Golf course veteran says Metro plans not up to par
The users of Glendoveer's fitness trail, tennis courts and golf courses may be a bit biased - this reporter included - in terms of changes to their beloved recreational facility.
But what does a totally impartial third-party with 30 years experience in the golfing industry think about the possible changes being bandied about?
Bob Wolsborn, whose family created and still owns Gresham Golf Course, isn't a fan of the options Metro is looking at for Glendoveer, but he understands Metro's need to increase revenue.
Unusually wetter and colder winters and springs over the past 10 years have had a chilling effect on the local industry. Instead of having longer dry spells for the greens to absorb the rain, courses have been wetter, mushier and muddier than usual, he said. None of which makes for a very pleasant golfing experience.
The struggling economy is another factor.
'Golf is expensive, just like skiing is seeing a similar thing,' he said. Now, golfers look for deals. 'Gresham Golf Course did not have a senior rate 10 years ago,' he said. 'Now we do.'
Also, golfers are aging and fewer younger people are taking up the sport. The number of junior golfers, or those younger than 18, has dropped 40 percent in the past 10 years, he said.
'The future of the golf business actually looks a little bleak,' he said.
Not factoring in the drop in business due to the weather, Wolsborn estimates that the number of rounds played at his course drops about 1 percent a year.
But while the number of golfers is falling, 'the golfers who are here are playing more rounds, so it's almost a wash,' he said. The one segment of golfers that is growing is senior women, especially in the Sun Belt, where golfing is more of a lifestyle, Wolsborn said.
As for Glendoveer's challenges, he said the Northeast Portland course tends to attract an older crowd.

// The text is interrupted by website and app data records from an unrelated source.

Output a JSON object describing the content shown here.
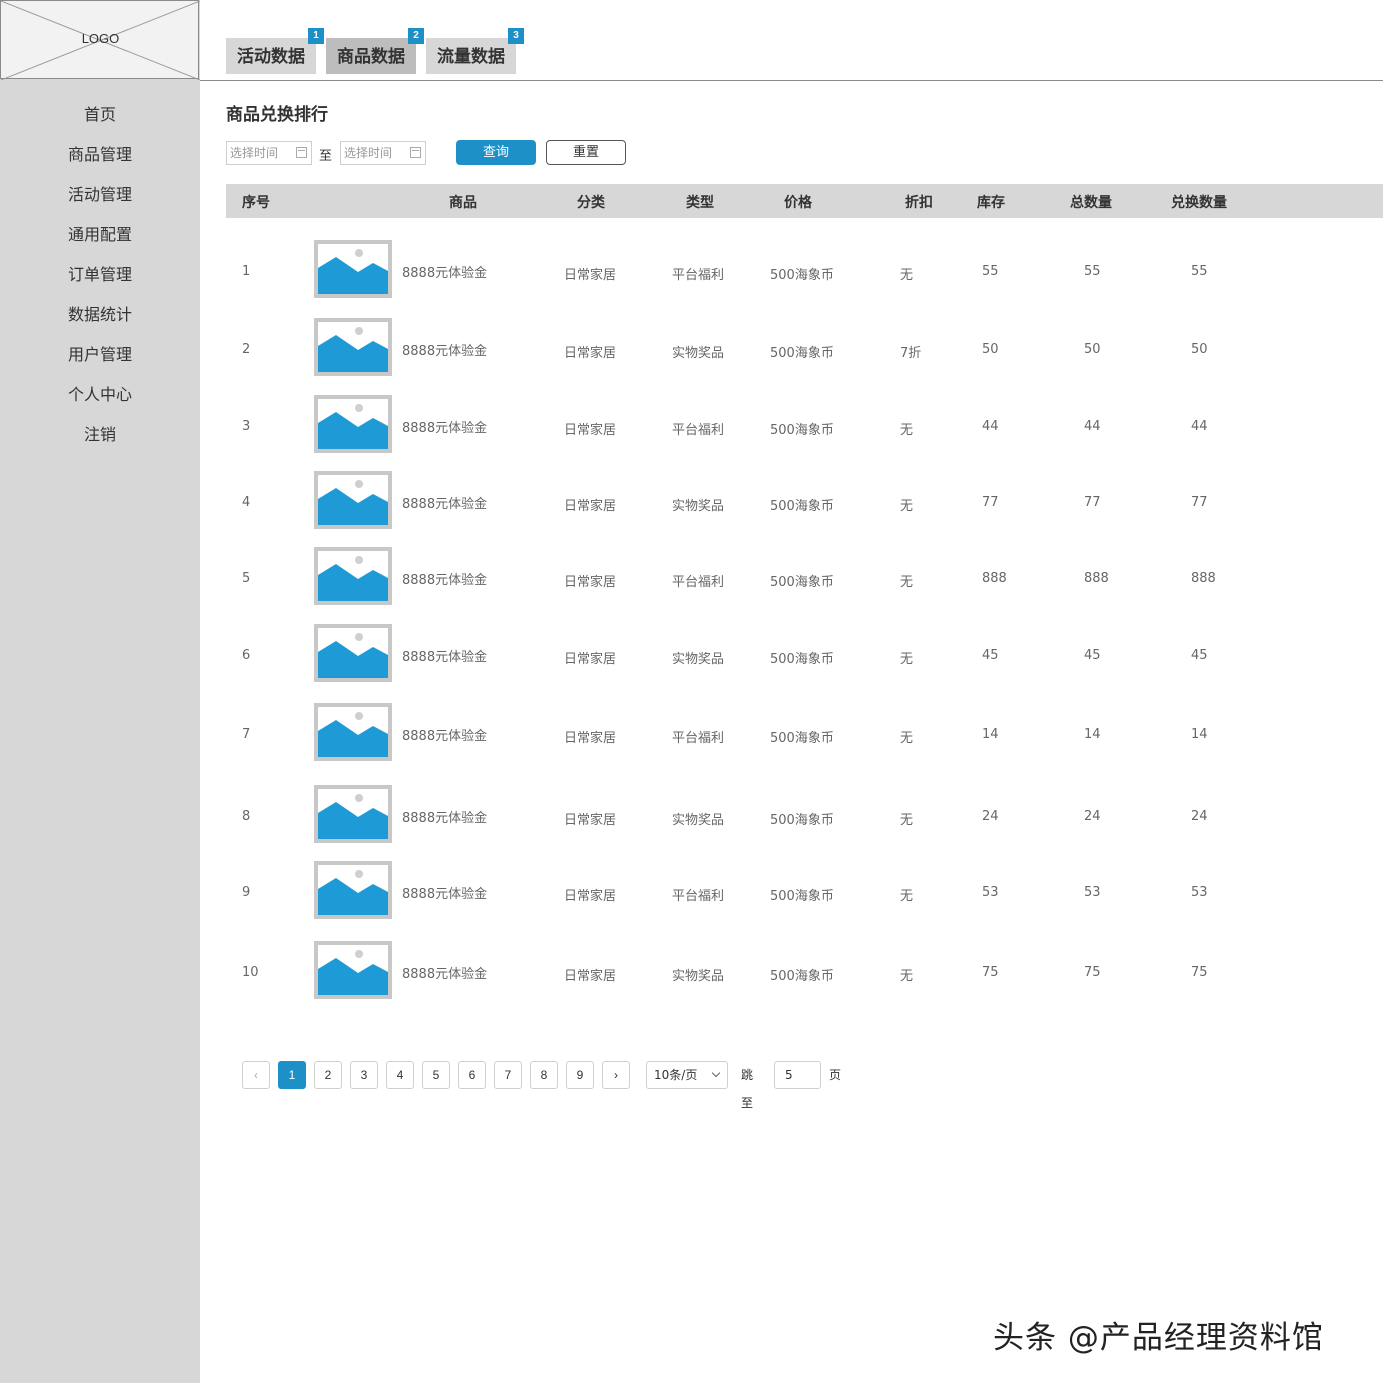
{
  "logo": {
    "text": "LOGO"
  },
  "sidebar": {
    "items": [
      {
        "label": "首页"
      },
      {
        "label": "商品管理"
      },
      {
        "label": "活动管理"
      },
      {
        "label": "通用配置"
      },
      {
        "label": "订单管理"
      },
      {
        "label": "数据统计"
      },
      {
        "label": "用户管理"
      },
      {
        "label": "个人中心"
      },
      {
        "label": "注销"
      }
    ]
  },
  "tabs": [
    {
      "label": "活动数据",
      "badge": "1",
      "active": false
    },
    {
      "label": "商品数据",
      "badge": "2",
      "active": true
    },
    {
      "label": "流量数据",
      "badge": "3",
      "active": false
    }
  ],
  "section": {
    "title": "商品兑换排行"
  },
  "filter": {
    "start_placeholder": "选择时间",
    "end_placeholder": "选择时间",
    "separator": "至",
    "query_label": "查询",
    "reset_label": "重置"
  },
  "table": {
    "headers": {
      "index": "序号",
      "product": "商品",
      "category": "分类",
      "type": "类型",
      "price": "价格",
      "discount": "折扣",
      "stock": "库存",
      "total": "总数量",
      "exchanged": "兑换数量"
    },
    "rows": [
      {
        "index": "1",
        "name": "8888元体验金",
        "category": "日常家居",
        "type": "平台福利",
        "price": "500海象币",
        "discount": "无",
        "stock": "55",
        "total": "55",
        "exchanged": "55"
      },
      {
        "index": "2",
        "name": "8888元体验金",
        "category": "日常家居",
        "type": "实物奖品",
        "price": "500海象币",
        "discount": "7折",
        "stock": "50",
        "total": "50",
        "exchanged": "50"
      },
      {
        "index": "3",
        "name": "8888元体验金",
        "category": "日常家居",
        "type": "平台福利",
        "price": "500海象币",
        "discount": "无",
        "stock": "44",
        "total": "44",
        "exchanged": "44"
      },
      {
        "index": "4",
        "name": "8888元体验金",
        "category": "日常家居",
        "type": "实物奖品",
        "price": "500海象币",
        "discount": "无",
        "stock": "77",
        "total": "77",
        "exchanged": "77"
      },
      {
        "index": "5",
        "name": "8888元体验金",
        "category": "日常家居",
        "type": "平台福利",
        "price": "500海象币",
        "discount": "无",
        "stock": "888",
        "total": "888",
        "exchanged": "888"
      },
      {
        "index": "6",
        "name": "8888元体验金",
        "category": "日常家居",
        "type": "实物奖品",
        "price": "500海象币",
        "discount": "无",
        "stock": "45",
        "total": "45",
        "exchanged": "45"
      },
      {
        "index": "7",
        "name": "8888元体验金",
        "category": "日常家居",
        "type": "平台福利",
        "price": "500海象币",
        "discount": "无",
        "stock": "14",
        "total": "14",
        "exchanged": "14"
      },
      {
        "index": "8",
        "name": "8888元体验金",
        "category": "日常家居",
        "type": "实物奖品",
        "price": "500海象币",
        "discount": "无",
        "stock": "24",
        "total": "24",
        "exchanged": "24"
      },
      {
        "index": "9",
        "name": "8888元体验金",
        "category": "日常家居",
        "type": "平台福利",
        "price": "500海象币",
        "discount": "无",
        "stock": "53",
        "total": "53",
        "exchanged": "53"
      },
      {
        "index": "10",
        "name": "8888元体验金",
        "category": "日常家居",
        "type": "实物奖品",
        "price": "500海象币",
        "discount": "无",
        "stock": "75",
        "total": "75",
        "exchanged": "75"
      }
    ]
  },
  "pagination": {
    "prev_icon": "‹",
    "next_icon": "›",
    "pages": [
      "1",
      "2",
      "3",
      "4",
      "5",
      "6",
      "7",
      "8",
      "9"
    ],
    "current": "1",
    "page_size": "10条/页",
    "jump_label": "跳至",
    "jump_value": "5",
    "page_label": "页"
  },
  "watermark": {
    "text": "头条 @产品经理资料馆"
  },
  "colors": {
    "accent": "#1e90c8",
    "sidebar_bg": "#d7d7d7",
    "header_bg": "#d7d7d7",
    "image_blue": "#1e9ad6"
  }
}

He estimates that the average age of the golfers at Gresham Golf Course is around 50, while it's closer to 75 at Glendoveer.
'I feel like a young kid out there,' said the 69-year-old.
Wolsborn questions the logic of slicing Glendoveer's western course from 18 to 9 holes.
'That's the one the old guys like the best,' he said. 'It's flatter, easier, shorter. It's more user-friendly, especially for seniors. It's going to cut down on revenue.'
The sport of tennis is struggling even more than golf is, for several reasons, Wolsborn said. Even so, it doesn't make sense to him to get rid of four covered tennis courts to make room for an events space/golf cart parking area.
'They've got plenty of places out there to do that,' he said of creating a storage area for carts. But he doubts an events center will attract more golf tournaments or events, such as weddings.
'The little extra money you make in tournaments is miniscule,' he said. Besides, 'if you want to get married and spend a lot of money, you're not going to go to Glendoveer - no matter what they do.'
He speaks from personal experience.
His own daughter passed on Gresham Golf Course and held her wedding reception at the Riverside Golf and Country Club in Northeast Portland.